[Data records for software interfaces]
--- --- ---

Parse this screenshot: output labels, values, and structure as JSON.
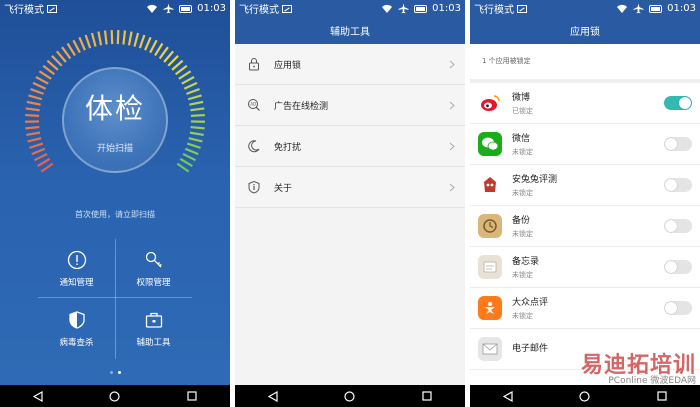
{
  "statusbar": {
    "carrier": "飞行模式",
    "time": "01:03"
  },
  "screen1": {
    "gauge_title": "体检",
    "gauge_subtitle": "开始扫描",
    "hint": "首次使用，请立即扫描",
    "tiles": [
      {
        "label": "通知管理",
        "icon": "exclamation-circle-icon"
      },
      {
        "label": "权限管理",
        "icon": "key-icon"
      },
      {
        "label": "病毒查杀",
        "icon": "shield-icon"
      },
      {
        "label": "辅助工具",
        "icon": "toolbox-icon"
      }
    ]
  },
  "screen2": {
    "title": "辅助工具",
    "items": [
      {
        "label": "应用锁",
        "icon": "lock-icon"
      },
      {
        "label": "广告在线检测",
        "icon": "ad-detect-icon"
      },
      {
        "label": "免打扰",
        "icon": "moon-icon"
      },
      {
        "label": "关于",
        "icon": "info-icon"
      }
    ]
  },
  "screen3": {
    "title": "应用锁",
    "lock_count": "1 个应用被锁定",
    "apps": [
      {
        "name": "微博",
        "status": "已锁定",
        "locked": true,
        "color": "#e6162d"
      },
      {
        "name": "微信",
        "status": "未锁定",
        "locked": false,
        "color": "#1aad19"
      },
      {
        "name": "安兔兔评测",
        "status": "未锁定",
        "locked": false,
        "color": "#c0392b"
      },
      {
        "name": "备份",
        "status": "未锁定",
        "locked": false,
        "color": "#d9b77a"
      },
      {
        "name": "备忘录",
        "status": "未锁定",
        "locked": false,
        "color": "#e8e2d6"
      },
      {
        "name": "大众点评",
        "status": "未锁定",
        "locked": false,
        "color": "#ff7a1a"
      },
      {
        "name": "电子邮件",
        "status": "",
        "locked": false,
        "color": "#dddddd"
      }
    ]
  },
  "watermark": {
    "main": "易迪拓培训",
    "sub": "PConline 微波EDA网"
  },
  "colors": {
    "accent": "#2a5aa2",
    "toggle_on": "#35b8b2"
  }
}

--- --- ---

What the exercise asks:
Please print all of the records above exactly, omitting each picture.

Output of the exercise:
Parse this screenshot: output labels, values, and structure as JSON.
{
  "statusbar": {
    "carrier": "飞行模式",
    "time": "01:03"
  },
  "screen1": {
    "gauge_title": "体检",
    "gauge_subtitle": "开始扫描",
    "hint": "首次使用，请立即扫描",
    "tiles": [
      {
        "label": "通知管理",
        "icon": "exclamation-circle-icon"
      },
      {
        "label": "权限管理",
        "icon": "key-icon"
      },
      {
        "label": "病毒查杀",
        "icon": "shield-icon"
      },
      {
        "label": "辅助工具",
        "icon": "toolbox-icon"
      }
    ]
  },
  "screen2": {
    "title": "辅助工具",
    "items": [
      {
        "label": "应用锁",
        "icon": "lock-icon"
      },
      {
        "label": "广告在线检测",
        "icon": "ad-detect-icon"
      },
      {
        "label": "免打扰",
        "icon": "moon-icon"
      },
      {
        "label": "关于",
        "icon": "info-icon"
      }
    ]
  },
  "screen3": {
    "title": "应用锁",
    "lock_count": "1 个应用被锁定",
    "apps": [
      {
        "name": "微博",
        "status": "已锁定",
        "locked": true,
        "color": "#e6162d"
      },
      {
        "name": "微信",
        "status": "未锁定",
        "locked": false,
        "color": "#1aad19"
      },
      {
        "name": "安兔兔评测",
        "status": "未锁定",
        "locked": false,
        "color": "#c0392b"
      },
      {
        "name": "备份",
        "status": "未锁定",
        "locked": false,
        "color": "#d9b77a"
      },
      {
        "name": "备忘录",
        "status": "未锁定",
        "locked": false,
        "color": "#e8e2d6"
      },
      {
        "name": "大众点评",
        "status": "未锁定",
        "locked": false,
        "color": "#ff7a1a"
      },
      {
        "name": "电子邮件",
        "status": "",
        "locked": false,
        "color": "#dddddd"
      }
    ]
  },
  "watermark": {
    "main": "易迪拓培训",
    "sub": "PConline 微波EDA网"
  },
  "colors": {
    "accent": "#2a5aa2",
    "toggle_on": "#35b8b2"
  }
}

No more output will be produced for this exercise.